NCLB also brought about a broader change in DTM’s culture. Although the law only counts test scores from third-graders and beyond, all the teachers have started holding one another accountable. “Everybody has a stake in what happens—even the first-grade teachers,” says Suzie Hlavach, one of the intervention specialists. “If they don’t do what they need to do, it will show up in the third grade.”
Of course, for every good thing DTM staff had to say about NCLB, they had something bad to say about it, too. “They put a lot of requirements in No Child,” says Berezny, “but they didn’t put a lot of money with it.” Most of the school’s equipment looks at least 30 years old, apart from some computers and high-tech white boards purchased with one-off funds from the Recovery Act. Worse, chronic budget struggles mean teachers frequently face transfers and layoffs.
The other common criticism of NCLB is that it focuses more on testing than learning. There’s no question that DTM’s teachers spend significant time preparing kids for the tests that count toward NCLB status. The pre-test assembly with cheers is now an annual rite. But Berezny, who last year brought in a high school drum corps, figures this is part of preparing the kids for success in life. “We do pep assemblies for big football games,” he says, “so why not for taking the tests?”
Not every school has instructors as dedicated as Berezny and his staff.
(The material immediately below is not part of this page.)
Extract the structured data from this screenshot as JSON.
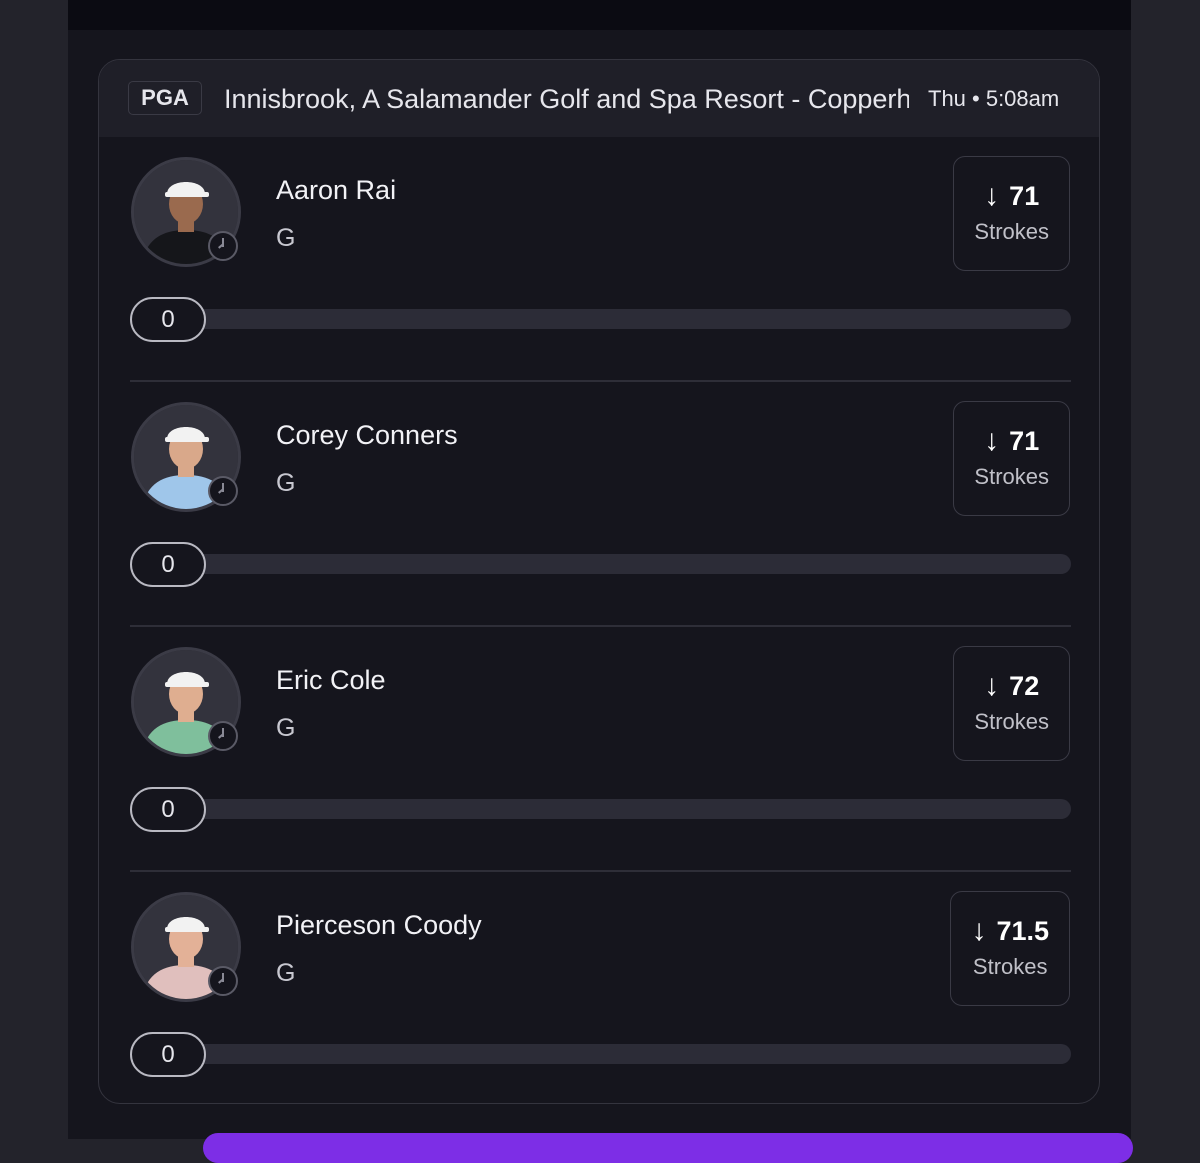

But there is evidence that NCLB has had a positive impact overall. A nationwide study published last year by the National Bureau of Economic Research showed that NCLB had led to “substantial and almost universal gains in math”—a result consistent with previous research.
The study also had some discouraging news: Reading scores hadn’t improved. The authors speculated that this was because reading development depends more on parental involvement and other factors outside the classroom. But that’s not an indictment of the law so much as a reminder that, at best, it’s just one piece of a strategy to improve education for the kids that need it most.
Jonathan Cohn is a senior editor for The New Republic. This article ran in the March 3, 2011, issue of the magazine.